Accommodative measures could support the Japanese economy, but a strengthening yen currency will weigh on exporters. Consequently, investors may find better opportunities in investing in Japan’s domestic market through small-cap exchange traded funds.
The yen currency has hovered around the 100-per-dollar level for over a year, so many of the country’s biggest companies won’t experience a yen boost from their export trades, writes Aaron Back for the Wall Street Journal.
The link between Japanese equities and the yen exchange rate has broken down, with the correlation between the yen and the broad Topix stock index down from a 0.98 over the past two years to near zero over the past few months – a 1 reading indicates perfect correlation whereas 0 reflects no correlation.
Consequently, the renewed focus on company fundamentals has partly explained the weakness in large Japanese companies this year. For instance, the iShares MSCI Japan ETF (NYSEArca: EWJ) is only up 1.2% year-to-date.
Moreover, Bank of Japan board member Koji Ishida warned that domestic structural factors could further delay a rebound in export companies’ performances, reports Leika Kihara for Reuters.

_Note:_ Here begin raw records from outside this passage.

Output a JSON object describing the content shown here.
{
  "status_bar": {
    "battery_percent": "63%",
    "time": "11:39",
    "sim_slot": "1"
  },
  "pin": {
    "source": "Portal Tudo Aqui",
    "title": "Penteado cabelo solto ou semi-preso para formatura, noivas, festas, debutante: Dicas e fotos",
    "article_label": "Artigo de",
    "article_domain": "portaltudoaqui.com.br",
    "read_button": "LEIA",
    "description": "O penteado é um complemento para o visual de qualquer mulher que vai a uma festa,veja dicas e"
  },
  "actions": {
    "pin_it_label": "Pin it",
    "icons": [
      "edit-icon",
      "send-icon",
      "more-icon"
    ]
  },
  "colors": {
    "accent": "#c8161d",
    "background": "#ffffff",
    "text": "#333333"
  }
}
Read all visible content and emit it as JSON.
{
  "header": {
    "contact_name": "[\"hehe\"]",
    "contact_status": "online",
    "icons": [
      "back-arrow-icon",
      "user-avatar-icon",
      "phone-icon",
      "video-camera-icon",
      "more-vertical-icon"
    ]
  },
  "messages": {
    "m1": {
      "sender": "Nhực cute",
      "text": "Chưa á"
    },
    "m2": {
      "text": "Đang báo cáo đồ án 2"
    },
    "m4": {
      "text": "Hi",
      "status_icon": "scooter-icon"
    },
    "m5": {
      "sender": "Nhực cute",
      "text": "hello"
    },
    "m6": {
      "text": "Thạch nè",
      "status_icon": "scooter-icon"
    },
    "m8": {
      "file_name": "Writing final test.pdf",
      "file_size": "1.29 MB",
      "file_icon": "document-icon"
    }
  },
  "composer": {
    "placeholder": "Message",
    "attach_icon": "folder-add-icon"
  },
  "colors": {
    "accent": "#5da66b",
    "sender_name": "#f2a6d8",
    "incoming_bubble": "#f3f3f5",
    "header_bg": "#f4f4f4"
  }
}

“Exports continue to move sideways and lack momentum” as demand in emerging Asian markets remained weak, Ishida said in a speech.